From a new low-cost autonomous robot that can help preserve the Great Barrier Reef coral ecosystem to a smartphone app that can help parents identify childhood autism, the finalists represent the value of a big idea made possible through the power of modern technology. The 10 finalists are:
• The Australian Literacy and Numeracy Foundation Community-driven literacy apps designed to preserve indigenous languages
• Australian Marine Environment Protection Association An information repository to drive emissions transparency within the shipping industry
• Great Barrier Reef Foundation A low-cost, autonomous robot designed to monitor, map, manage and preserve coral reef ecosystems
• Hello Sunday Morning A personalised support app to help people with alcohol problems
• Justice Connect A web portal that connects individuals and communities to pro bono legal services
• The Nature Conservancy Australia Mobile technology to protect global fish stocks and the livelihoods of coastal communities
• World Vision Australia A network of innovative heat-sensing fire detectors designed to save lives in Bangladesh
• The Olga Tennison Autism Research Centre A smartphone app to help parents identify childhood autism
• Centre for Eye Research Australia Limited An eyesight self-assessment system for Australians in remote areas
• The George Institute for Global Health An SMS-based support service to help people with chronic diseases lead healthier lives.
On 26 October three awardees will be selected. The fourth will be chosen based on a public voting system, which opened on 4 October.
For further information, head to impactchallenge.withgoogle.com/australia2016.
Due this Friday! Extension granted for responses to FIA discussion paper on sector sustainability
In light of recent events with the consumer advocacy group Choice and its campaign to have charities put on the Do Not Call Register, the FIA has extended its deadline for submissions to its discussion paper on sector sustainability. The FIA is undertaking the first comprehensive review of its system of self-regulation in over a decade. Download the discussion paper and find out how to make a submission. Submissions are due Friday 14 October.
Anthony Ryan appointed as new Youngcare CEO

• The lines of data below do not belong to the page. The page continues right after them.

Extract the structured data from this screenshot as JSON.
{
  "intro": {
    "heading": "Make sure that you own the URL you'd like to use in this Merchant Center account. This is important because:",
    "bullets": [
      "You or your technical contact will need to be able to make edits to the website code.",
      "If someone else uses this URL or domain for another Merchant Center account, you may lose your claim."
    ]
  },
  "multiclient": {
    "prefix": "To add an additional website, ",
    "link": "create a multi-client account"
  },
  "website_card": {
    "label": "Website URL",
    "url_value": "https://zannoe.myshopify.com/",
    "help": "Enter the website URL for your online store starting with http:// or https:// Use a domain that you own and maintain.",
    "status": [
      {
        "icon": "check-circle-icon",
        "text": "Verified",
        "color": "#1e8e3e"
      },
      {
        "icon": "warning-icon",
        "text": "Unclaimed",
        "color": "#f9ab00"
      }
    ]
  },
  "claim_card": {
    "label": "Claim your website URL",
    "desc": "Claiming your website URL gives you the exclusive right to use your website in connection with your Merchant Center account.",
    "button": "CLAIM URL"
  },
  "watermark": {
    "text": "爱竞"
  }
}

National not-for-profit organisation Youngcare has appointed a new CEO. With six years’ experience working in the nonprofit sector, most recently as CEO of the Edmund Rice Foundation, Anthony Ryan will commence his appointment on 21 November.
Prior to joining the Edmund Rice Foundation in 2010, Ryan was founding Director of the Mimiki Foundation, which provides aid and support to marginalised youth in South East Queensland and South Africa.
“After 10 years of working to ensure young people with high care needs live the lives they deserve, Youngcare is taking steps to reinvigorate our vision and someone with Anthony Ryan’s skills and experience will help lead the organisation through this next important stage,” says Youngcare Chairman Nic De Luca. “As a small not-for-profit organisation we needed someone who was passionate, committed to the cause and with a strong focus on strategic growth and we’ve found that in Anthony.”